SOURCE MATERIAL:
━━━

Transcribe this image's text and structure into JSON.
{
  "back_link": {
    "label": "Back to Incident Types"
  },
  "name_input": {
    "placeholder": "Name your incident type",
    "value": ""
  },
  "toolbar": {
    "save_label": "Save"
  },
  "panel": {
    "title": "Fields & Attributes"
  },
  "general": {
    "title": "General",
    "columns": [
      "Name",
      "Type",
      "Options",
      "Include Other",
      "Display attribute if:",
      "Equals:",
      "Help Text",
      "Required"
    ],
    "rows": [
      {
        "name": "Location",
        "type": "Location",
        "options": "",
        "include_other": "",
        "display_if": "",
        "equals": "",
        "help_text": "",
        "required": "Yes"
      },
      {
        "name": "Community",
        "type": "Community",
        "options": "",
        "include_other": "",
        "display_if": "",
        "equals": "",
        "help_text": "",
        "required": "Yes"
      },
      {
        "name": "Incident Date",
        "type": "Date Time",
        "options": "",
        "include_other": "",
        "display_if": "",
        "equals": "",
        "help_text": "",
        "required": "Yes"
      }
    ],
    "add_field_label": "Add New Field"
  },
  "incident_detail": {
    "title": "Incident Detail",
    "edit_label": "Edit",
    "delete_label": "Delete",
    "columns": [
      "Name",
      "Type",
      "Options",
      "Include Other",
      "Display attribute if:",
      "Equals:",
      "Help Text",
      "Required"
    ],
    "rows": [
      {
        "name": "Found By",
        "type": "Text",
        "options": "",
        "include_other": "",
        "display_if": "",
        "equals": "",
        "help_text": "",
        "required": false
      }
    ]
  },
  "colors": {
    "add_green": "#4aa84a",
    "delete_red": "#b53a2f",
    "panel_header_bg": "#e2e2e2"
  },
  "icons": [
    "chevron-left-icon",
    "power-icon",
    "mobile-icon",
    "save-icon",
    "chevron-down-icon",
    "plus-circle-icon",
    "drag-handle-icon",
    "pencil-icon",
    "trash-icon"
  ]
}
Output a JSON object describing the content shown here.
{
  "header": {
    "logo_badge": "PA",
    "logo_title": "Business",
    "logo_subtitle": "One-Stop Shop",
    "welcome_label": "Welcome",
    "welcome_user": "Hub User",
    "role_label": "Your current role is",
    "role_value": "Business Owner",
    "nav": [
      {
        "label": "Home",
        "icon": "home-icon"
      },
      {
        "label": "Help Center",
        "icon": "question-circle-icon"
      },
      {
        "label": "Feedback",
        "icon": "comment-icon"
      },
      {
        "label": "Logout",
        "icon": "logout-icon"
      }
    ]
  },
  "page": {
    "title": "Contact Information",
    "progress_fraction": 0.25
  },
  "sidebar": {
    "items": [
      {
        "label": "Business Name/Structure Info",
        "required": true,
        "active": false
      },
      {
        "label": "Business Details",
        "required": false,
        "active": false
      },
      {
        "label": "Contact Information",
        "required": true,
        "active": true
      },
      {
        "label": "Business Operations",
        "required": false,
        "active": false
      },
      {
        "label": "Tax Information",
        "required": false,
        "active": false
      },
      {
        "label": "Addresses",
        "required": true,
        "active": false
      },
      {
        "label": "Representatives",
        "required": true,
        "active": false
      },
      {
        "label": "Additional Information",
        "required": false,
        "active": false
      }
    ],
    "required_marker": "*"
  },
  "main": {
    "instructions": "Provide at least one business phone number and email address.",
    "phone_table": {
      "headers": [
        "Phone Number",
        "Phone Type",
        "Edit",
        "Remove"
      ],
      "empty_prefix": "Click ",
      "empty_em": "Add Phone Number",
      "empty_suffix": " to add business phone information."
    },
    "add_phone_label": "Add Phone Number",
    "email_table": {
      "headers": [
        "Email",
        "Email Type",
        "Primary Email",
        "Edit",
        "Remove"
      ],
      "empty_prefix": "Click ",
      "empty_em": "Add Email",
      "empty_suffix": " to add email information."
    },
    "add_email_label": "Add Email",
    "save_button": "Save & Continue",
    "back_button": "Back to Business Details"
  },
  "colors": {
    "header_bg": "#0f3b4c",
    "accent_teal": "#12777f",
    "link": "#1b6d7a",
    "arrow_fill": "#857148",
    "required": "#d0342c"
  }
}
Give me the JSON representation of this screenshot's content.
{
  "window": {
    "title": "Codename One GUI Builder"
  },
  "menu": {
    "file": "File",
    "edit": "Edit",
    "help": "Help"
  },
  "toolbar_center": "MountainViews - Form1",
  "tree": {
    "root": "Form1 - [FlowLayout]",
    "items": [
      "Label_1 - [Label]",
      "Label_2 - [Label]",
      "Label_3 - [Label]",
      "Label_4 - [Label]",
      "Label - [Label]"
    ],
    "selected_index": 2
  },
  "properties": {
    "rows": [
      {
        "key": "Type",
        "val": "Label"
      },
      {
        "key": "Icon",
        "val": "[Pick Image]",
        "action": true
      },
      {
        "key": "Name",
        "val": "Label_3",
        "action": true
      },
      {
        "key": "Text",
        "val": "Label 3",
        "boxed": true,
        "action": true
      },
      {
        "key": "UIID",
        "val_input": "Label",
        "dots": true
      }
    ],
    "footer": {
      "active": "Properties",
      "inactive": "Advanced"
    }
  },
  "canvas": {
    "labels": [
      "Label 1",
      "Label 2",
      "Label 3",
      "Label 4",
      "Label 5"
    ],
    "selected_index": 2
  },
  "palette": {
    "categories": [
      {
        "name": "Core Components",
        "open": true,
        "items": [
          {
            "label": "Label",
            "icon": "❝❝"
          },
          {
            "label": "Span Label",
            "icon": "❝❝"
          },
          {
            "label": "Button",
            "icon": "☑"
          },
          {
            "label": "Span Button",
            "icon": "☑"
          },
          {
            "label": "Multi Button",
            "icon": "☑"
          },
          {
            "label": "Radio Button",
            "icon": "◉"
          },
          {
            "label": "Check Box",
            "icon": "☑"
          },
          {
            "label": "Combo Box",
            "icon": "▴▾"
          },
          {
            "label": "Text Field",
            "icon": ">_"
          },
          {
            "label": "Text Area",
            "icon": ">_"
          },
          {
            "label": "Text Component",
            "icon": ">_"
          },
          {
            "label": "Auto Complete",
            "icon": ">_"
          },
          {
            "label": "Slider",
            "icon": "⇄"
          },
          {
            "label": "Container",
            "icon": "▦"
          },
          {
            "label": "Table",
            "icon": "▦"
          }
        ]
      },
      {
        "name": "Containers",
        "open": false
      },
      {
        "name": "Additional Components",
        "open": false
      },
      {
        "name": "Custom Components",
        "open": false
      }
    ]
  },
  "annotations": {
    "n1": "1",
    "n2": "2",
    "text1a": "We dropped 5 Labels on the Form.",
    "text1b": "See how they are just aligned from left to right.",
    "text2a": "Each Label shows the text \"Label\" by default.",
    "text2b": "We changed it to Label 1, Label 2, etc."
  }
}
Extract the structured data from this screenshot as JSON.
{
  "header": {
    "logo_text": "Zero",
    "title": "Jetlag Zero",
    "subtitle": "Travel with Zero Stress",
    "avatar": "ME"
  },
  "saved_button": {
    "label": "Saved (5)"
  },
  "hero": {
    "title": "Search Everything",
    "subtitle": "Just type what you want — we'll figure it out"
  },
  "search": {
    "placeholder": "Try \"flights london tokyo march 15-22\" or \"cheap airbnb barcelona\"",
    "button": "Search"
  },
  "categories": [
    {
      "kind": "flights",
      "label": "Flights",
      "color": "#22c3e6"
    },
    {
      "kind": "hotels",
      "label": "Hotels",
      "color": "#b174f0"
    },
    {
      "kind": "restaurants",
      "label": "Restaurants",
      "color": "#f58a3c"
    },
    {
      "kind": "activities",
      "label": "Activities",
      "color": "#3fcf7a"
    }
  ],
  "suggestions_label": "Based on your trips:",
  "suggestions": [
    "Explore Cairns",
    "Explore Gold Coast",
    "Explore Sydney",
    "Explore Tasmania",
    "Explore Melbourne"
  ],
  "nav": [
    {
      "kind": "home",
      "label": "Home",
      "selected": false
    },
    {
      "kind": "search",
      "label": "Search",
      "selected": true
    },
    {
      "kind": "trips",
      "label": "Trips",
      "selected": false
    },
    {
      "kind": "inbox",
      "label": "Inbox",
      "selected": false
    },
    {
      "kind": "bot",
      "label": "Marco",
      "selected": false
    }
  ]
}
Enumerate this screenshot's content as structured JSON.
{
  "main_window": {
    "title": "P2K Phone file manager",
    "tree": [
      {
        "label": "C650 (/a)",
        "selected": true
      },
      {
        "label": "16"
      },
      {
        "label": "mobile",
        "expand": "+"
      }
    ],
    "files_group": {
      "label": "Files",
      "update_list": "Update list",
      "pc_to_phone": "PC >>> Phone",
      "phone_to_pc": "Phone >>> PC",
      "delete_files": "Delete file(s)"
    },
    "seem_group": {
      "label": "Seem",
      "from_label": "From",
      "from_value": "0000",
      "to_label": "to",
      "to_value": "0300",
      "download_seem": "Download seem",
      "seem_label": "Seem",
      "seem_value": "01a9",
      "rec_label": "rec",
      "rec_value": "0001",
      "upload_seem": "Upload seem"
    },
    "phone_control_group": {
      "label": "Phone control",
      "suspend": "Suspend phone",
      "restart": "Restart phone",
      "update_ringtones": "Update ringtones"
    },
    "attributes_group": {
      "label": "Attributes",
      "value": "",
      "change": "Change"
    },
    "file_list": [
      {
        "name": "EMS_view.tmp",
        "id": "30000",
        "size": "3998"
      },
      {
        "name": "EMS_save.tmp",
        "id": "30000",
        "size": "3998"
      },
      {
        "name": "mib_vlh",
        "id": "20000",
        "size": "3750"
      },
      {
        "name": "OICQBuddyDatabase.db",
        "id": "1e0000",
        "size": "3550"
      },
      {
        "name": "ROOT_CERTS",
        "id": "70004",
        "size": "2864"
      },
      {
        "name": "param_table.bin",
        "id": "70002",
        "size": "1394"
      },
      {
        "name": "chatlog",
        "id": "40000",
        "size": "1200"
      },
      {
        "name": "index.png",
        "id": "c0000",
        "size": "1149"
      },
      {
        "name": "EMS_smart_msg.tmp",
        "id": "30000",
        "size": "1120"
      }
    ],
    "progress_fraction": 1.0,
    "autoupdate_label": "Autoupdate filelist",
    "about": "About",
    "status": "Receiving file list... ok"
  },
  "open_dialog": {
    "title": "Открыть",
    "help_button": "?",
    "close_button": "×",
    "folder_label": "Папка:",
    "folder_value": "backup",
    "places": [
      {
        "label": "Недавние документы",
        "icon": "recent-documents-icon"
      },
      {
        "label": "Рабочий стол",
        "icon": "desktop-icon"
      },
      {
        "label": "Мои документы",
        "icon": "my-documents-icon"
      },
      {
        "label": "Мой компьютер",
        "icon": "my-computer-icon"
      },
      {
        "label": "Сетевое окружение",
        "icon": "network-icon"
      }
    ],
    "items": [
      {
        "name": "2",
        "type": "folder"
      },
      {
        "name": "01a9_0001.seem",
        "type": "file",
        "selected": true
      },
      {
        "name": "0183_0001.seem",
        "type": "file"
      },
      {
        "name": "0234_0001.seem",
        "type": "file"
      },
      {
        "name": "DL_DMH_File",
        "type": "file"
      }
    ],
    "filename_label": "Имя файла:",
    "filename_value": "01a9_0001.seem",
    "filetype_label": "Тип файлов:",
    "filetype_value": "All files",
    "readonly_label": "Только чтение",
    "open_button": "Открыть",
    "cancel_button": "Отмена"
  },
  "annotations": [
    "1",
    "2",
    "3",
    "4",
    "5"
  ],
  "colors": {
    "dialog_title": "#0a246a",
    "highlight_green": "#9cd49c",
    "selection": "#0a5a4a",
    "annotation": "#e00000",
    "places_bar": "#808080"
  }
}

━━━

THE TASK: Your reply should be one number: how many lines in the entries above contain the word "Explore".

COMPLETED EXERCISE: 5